WHAT THE TASK REQUIRES: Word for word, print out all of the data, omitting every image.

GIVEN RECORDS:
=======
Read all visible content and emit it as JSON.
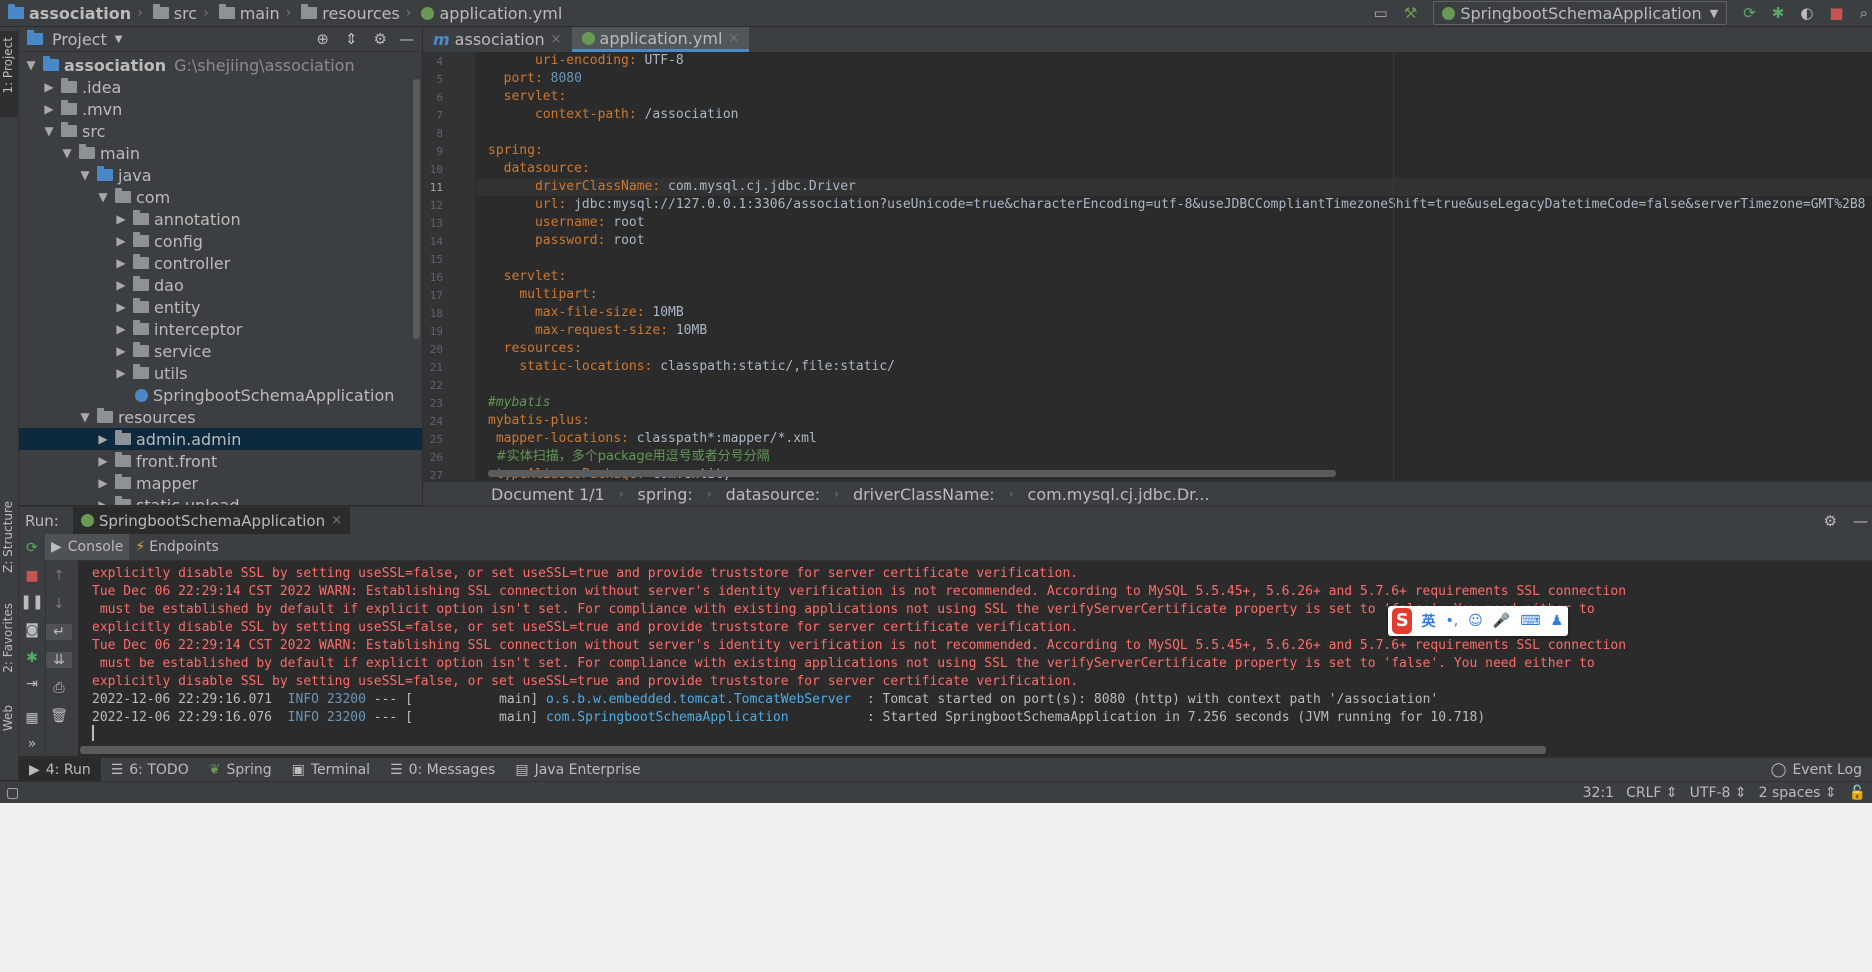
{
  "navbar": {
    "crumbs": [
      "association",
      "src",
      "main",
      "resources",
      "application.yml"
    ],
    "run_config": "SpringbootSchemaApplication"
  },
  "left_stripe": {
    "project": "1: Project",
    "structure": "Z: Structure",
    "favorites": "2: Favorites",
    "web": "Web"
  },
  "project": {
    "title": "Project",
    "root_name": "association",
    "root_path": "G:\\shejiing\\association",
    "items": [
      {
        "label": ".idea"
      },
      {
        "label": ".mvn"
      },
      {
        "label": "src"
      },
      {
        "label": "main"
      },
      {
        "label": "java"
      },
      {
        "label": "com"
      },
      {
        "label": "annotation"
      },
      {
        "label": "config"
      },
      {
        "label": "controller"
      },
      {
        "label": "dao"
      },
      {
        "label": "entity"
      },
      {
        "label": "interceptor"
      },
      {
        "label": "service"
      },
      {
        "label": "utils"
      },
      {
        "label": "SpringbootSchemaApplication"
      },
      {
        "label": "resources"
      },
      {
        "label": "admin.admin"
      },
      {
        "label": "front.front"
      },
      {
        "label": "mapper"
      },
      {
        "label": "static.upload"
      }
    ]
  },
  "editor": {
    "tabs": [
      {
        "label": "association"
      },
      {
        "label": "application.yml"
      }
    ],
    "line_numbers": [
      "4",
      "5",
      "6",
      "7",
      "8",
      "9",
      "10",
      "11",
      "12",
      "13",
      "14",
      "15",
      "16",
      "17",
      "18",
      "19",
      "20",
      "21",
      "22",
      "23",
      "24",
      "25",
      "26",
      "27"
    ],
    "lines": [
      {
        "indent": "      ",
        "key": "uri-encoding",
        "value": "UTF-8"
      },
      {
        "indent": "  ",
        "key": "port",
        "value": "8080"
      },
      {
        "indent": "  ",
        "key": "servlet",
        "value": ""
      },
      {
        "indent": "      ",
        "key": "context-path",
        "value": "/association"
      },
      {
        "indent": "",
        "key": "",
        "value": ""
      },
      {
        "indent": "",
        "key": "spring",
        "value": ""
      },
      {
        "indent": "  ",
        "key": "datasource",
        "value": ""
      },
      {
        "indent": "      ",
        "key": "driverClassName",
        "value": "com.mysql.cj.jdbc.Driver"
      },
      {
        "indent": "      ",
        "key": "url",
        "value": "jdbc:mysql://127.0.0.1:3306/association?useUnicode=true&characterEncoding=utf-8&useJDBCCompliantTimezoneShift=true&useLegacyDatetimeCode=false&serverTimezone=GMT%2B8"
      },
      {
        "indent": "      ",
        "key": "username",
        "value": "root"
      },
      {
        "indent": "      ",
        "key": "password",
        "value": "root"
      },
      {
        "indent": "",
        "key": "",
        "value": ""
      },
      {
        "indent": "  ",
        "key": "servlet",
        "value": ""
      },
      {
        "indent": "    ",
        "key": "multipart",
        "value": ""
      },
      {
        "indent": "      ",
        "key": "max-file-size",
        "value": "10MB"
      },
      {
        "indent": "      ",
        "key": "max-request-size",
        "value": "10MB"
      },
      {
        "indent": "  ",
        "key": "resources",
        "value": ""
      },
      {
        "indent": "    ",
        "key": "static-locations",
        "value": "classpath:static/,file:static/"
      },
      {
        "indent": "",
        "key": "",
        "value": ""
      },
      {
        "indent": "",
        "comment": "#mybatis"
      },
      {
        "indent": "",
        "key": "mybatis-plus",
        "value": ""
      },
      {
        "indent": " ",
        "key": "mapper-locations",
        "value": "classpath*:mapper/*.xml"
      },
      {
        "indent": " ",
        "comment_zh": "#实体扫描，多个package用逗号或者分号分隔"
      },
      {
        "indent": " ",
        "key": "typeAliasesPackage",
        "value": "com.entity"
      }
    ],
    "breadcrumb": [
      "Document 1/1",
      "spring:",
      "datasource:",
      "driverClassName:",
      "com.mysql.cj.jdbc.Dr..."
    ]
  },
  "run": {
    "label": "Run:",
    "tab": "SpringbootSchemaApplication",
    "subtabs": [
      "Console",
      "Endpoints"
    ],
    "console": [
      {
        "cls": "red",
        "text": "explicitly disable SSL by setting useSSL=false, or set useSSL=true and provide truststore for server certificate verification."
      },
      {
        "cls": "red",
        "text": "Tue Dec 06 22:29:14 CST 2022 WARN: Establishing SSL connection without server's identity verification is not recommended. According to MySQL 5.5.45+, 5.6.26+ and 5.7.6+ requirements SSL connection"
      },
      {
        "cls": "red",
        "text": " must be established by default if explicit option isn't set. For compliance with existing applications not using SSL the verifyServerCertificate property is set to 'false'. You need either to"
      },
      {
        "cls": "red",
        "text": "explicitly disable SSL by setting useSSL=false, or set useSSL=true and provide truststore for server certificate verification."
      },
      {
        "cls": "red",
        "text": "Tue Dec 06 22:29:14 CST 2022 WARN: Establishing SSL connection without server's identity verification is not recommended. According to MySQL 5.5.45+, 5.6.26+ and 5.7.6+ requirements SSL connection"
      },
      {
        "cls": "red",
        "text": " must be established by default if explicit option isn't set. For compliance with existing applications not using SSL the verifyServerCertificate property is set to 'false'. You need either to"
      },
      {
        "cls": "red",
        "text": "explicitly disable SSL by setting useSSL=false, or set useSSL=true and provide truststore for server certificate verification."
      }
    ],
    "log": [
      {
        "time": "2022-12-06 22:29:16.071",
        "level": "INFO",
        "pid": "23200",
        "sep": "--- [           main]",
        "logger": "o.s.b.w.embedded.tomcat.TomcatWebServer ",
        "msg": ": Tomcat started on port(s): 8080 (http) with context path '/association'"
      },
      {
        "time": "2022-12-06 22:29:16.076",
        "level": "INFO",
        "pid": "23200",
        "sep": "--- [           main]",
        "logger": "com.SpringbootSchemaApplication         ",
        "msg": ": Started SpringbootSchemaApplication in 7.256 seconds (JVM running for 10.718)"
      }
    ]
  },
  "ime": {
    "lang": "英"
  },
  "bottom_tabs": [
    {
      "label": "4: Run"
    },
    {
      "label": "6: TODO"
    },
    {
      "label": "Spring"
    },
    {
      "label": "Terminal"
    },
    {
      "label": "0: Messages"
    },
    {
      "label": "Java Enterprise"
    }
  ],
  "event_log": "Event Log",
  "status": {
    "position": "32:1",
    "line_sep": "CRLF",
    "encoding": "UTF-8",
    "indent": "2 spaces"
  },
  "colors": {
    "accent": "#4a88c7",
    "selection": "#0d293e",
    "error_text": "#ff6b68",
    "yaml_key": "#cc7832"
  }
}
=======
RESPONSE:
Read all visible content and emit it as JSON.
{
  "navbar": {
    "crumbs": [
      "association",
      "src",
      "main",
      "resources",
      "application.yml"
    ],
    "run_config": "SpringbootSchemaApplication"
  },
  "left_stripe": {
    "project": "1: Project",
    "structure": "Z: Structure",
    "favorites": "2: Favorites",
    "web": "Web"
  },
  "project": {
    "title": "Project",
    "root_name": "association",
    "root_path": "G:\\shejiing\\association",
    "items": [
      {
        "label": ".idea"
      },
      {
        "label": ".mvn"
      },
      {
        "label": "src"
      },
      {
        "label": "main"
      },
      {
        "label": "java"
      },
      {
        "label": "com"
      },
      {
        "label": "annotation"
      },
      {
        "label": "config"
      },
      {
        "label": "controller"
      },
      {
        "label": "dao"
      },
      {
        "label": "entity"
      },
      {
        "label": "interceptor"
      },
      {
        "label": "service"
      },
      {
        "label": "utils"
      },
      {
        "label": "SpringbootSchemaApplication"
      },
      {
        "label": "resources"
      },
      {
        "label": "admin.admin"
      },
      {
        "label": "front.front"
      },
      {
        "label": "mapper"
      },
      {
        "label": "static.upload"
      }
    ]
  },
  "editor": {
    "tabs": [
      {
        "label": "association"
      },
      {
        "label": "application.yml"
      }
    ],
    "line_numbers": [
      "4",
      "5",
      "6",
      "7",
      "8",
      "9",
      "10",
      "11",
      "12",
      "13",
      "14",
      "15",
      "16",
      "17",
      "18",
      "19",
      "20",
      "21",
      "22",
      "23",
      "24",
      "25",
      "26",
      "27"
    ],
    "lines": [
      {
        "indent": "      ",
        "key": "uri-encoding",
        "value": "UTF-8"
      },
      {
        "indent": "  ",
        "key": "port",
        "value": "8080"
      },
      {
        "indent": "  ",
        "key": "servlet",
        "value": ""
      },
      {
        "indent": "      ",
        "key": "context-path",
        "value": "/association"
      },
      {
        "indent": "",
        "key": "",
        "value": ""
      },
      {
        "indent": "",
        "key": "spring",
        "value": ""
      },
      {
        "indent": "  ",
        "key": "datasource",
        "value": ""
      },
      {
        "indent": "      ",
        "key": "driverClassName",
        "value": "com.mysql.cj.jdbc.Driver"
      },
      {
        "indent": "      ",
        "key": "url",
        "value": "jdbc:mysql://127.0.0.1:3306/association?useUnicode=true&characterEncoding=utf-8&useJDBCCompliantTimezoneShift=true&useLegacyDatetimeCode=false&serverTimezone=GMT%2B8"
      },
      {
        "indent": "      ",
        "key": "username",
        "value": "root"
      },
      {
        "indent": "      ",
        "key": "password",
        "value": "root"
      },
      {
        "indent": "",
        "key": "",
        "value": ""
      },
      {
        "indent": "  ",
        "key": "servlet",
        "value": ""
      },
      {
        "indent": "    ",
        "key": "multipart",
        "value": ""
      },
      {
        "indent": "      ",
        "key": "max-file-size",
        "value": "10MB"
      },
      {
        "indent": "      ",
        "key": "max-request-size",
        "value": "10MB"
      },
      {
        "indent": "  ",
        "key": "resources",
        "value": ""
      },
      {
        "indent": "    ",
        "key": "static-locations",
        "value": "classpath:static/,file:static/"
      },
      {
        "indent": "",
        "key": "",
        "value": ""
      },
      {
        "indent": "",
        "comment": "#mybatis"
      },
      {
        "indent": "",
        "key": "mybatis-plus",
        "value": ""
      },
      {
        "indent": " ",
        "key": "mapper-locations",
        "value": "classpath*:mapper/*.xml"
      },
      {
        "indent": " ",
        "comment_zh": "#实体扫描，多个package用逗号或者分号分隔"
      },
      {
        "indent": " ",
        "key": "typeAliasesPackage",
        "value": "com.entity"
      }
    ],
    "breadcrumb": [
      "Document 1/1",
      "spring:",
      "datasource:",
      "driverClassName:",
      "com.mysql.cj.jdbc.Dr..."
    ]
  },
  "run": {
    "label": "Run:",
    "tab": "SpringbootSchemaApplication",
    "subtabs": [
      "Console",
      "Endpoints"
    ],
    "console": [
      {
        "cls": "red",
        "text": "explicitly disable SSL by setting useSSL=false, or set useSSL=true and provide truststore for server certificate verification."
      },
      {
        "cls": "red",
        "text": "Tue Dec 06 22:29:14 CST 2022 WARN: Establishing SSL connection without server's identity verification is not recommended. According to MySQL 5.5.45+, 5.6.26+ and 5.7.6+ requirements SSL connection"
      },
      {
        "cls": "red",
        "text": " must be established by default if explicit option isn't set. For compliance with existing applications not using SSL the verifyServerCertificate property is set to 'false'. You need either to"
      },
      {
        "cls": "red",
        "text": "explicitly disable SSL by setting useSSL=false, or set useSSL=true and provide truststore for server certificate verification."
      },
      {
        "cls": "red",
        "text": "Tue Dec 06 22:29:14 CST 2022 WARN: Establishing SSL connection without server's identity verification is not recommended. According to MySQL 5.5.45+, 5.6.26+ and 5.7.6+ requirements SSL connection"
      },
      {
        "cls": "red",
        "text": " must be established by default if explicit option isn't set. For compliance with existing applications not using SSL the verifyServerCertificate property is set to 'false'. You need either to"
      },
      {
        "cls": "red",
        "text": "explicitly disable SSL by setting useSSL=false, or set useSSL=true and provide truststore for server certificate verification."
      }
    ],
    "log": [
      {
        "time": "2022-12-06 22:29:16.071",
        "level": "INFO",
        "pid": "23200",
        "sep": "--- [           main]",
        "logger": "o.s.b.w.embedded.tomcat.TomcatWebServer ",
        "msg": ": Tomcat started on port(s): 8080 (http) with context path '/association'"
      },
      {
        "time": "2022-12-06 22:29:16.076",
        "level": "INFO",
        "pid": "23200",
        "sep": "--- [           main]",
        "logger": "com.SpringbootSchemaApplication         ",
        "msg": ": Started SpringbootSchemaApplication in 7.256 seconds (JVM running for 10.718)"
      }
    ]
  },
  "ime": {
    "lang": "英"
  },
  "bottom_tabs": [
    {
      "label": "4: Run"
    },
    {
      "label": "6: TODO"
    },
    {
      "label": "Spring"
    },
    {
      "label": "Terminal"
    },
    {
      "label": "0: Messages"
    },
    {
      "label": "Java Enterprise"
    }
  ],
  "event_log": "Event Log",
  "status": {
    "position": "32:1",
    "line_sep": "CRLF",
    "encoding": "UTF-8",
    "indent": "2 spaces"
  },
  "colors": {
    "accent": "#4a88c7",
    "selection": "#0d293e",
    "error_text": "#ff6b68",
    "yaml_key": "#cc7832"
  }
}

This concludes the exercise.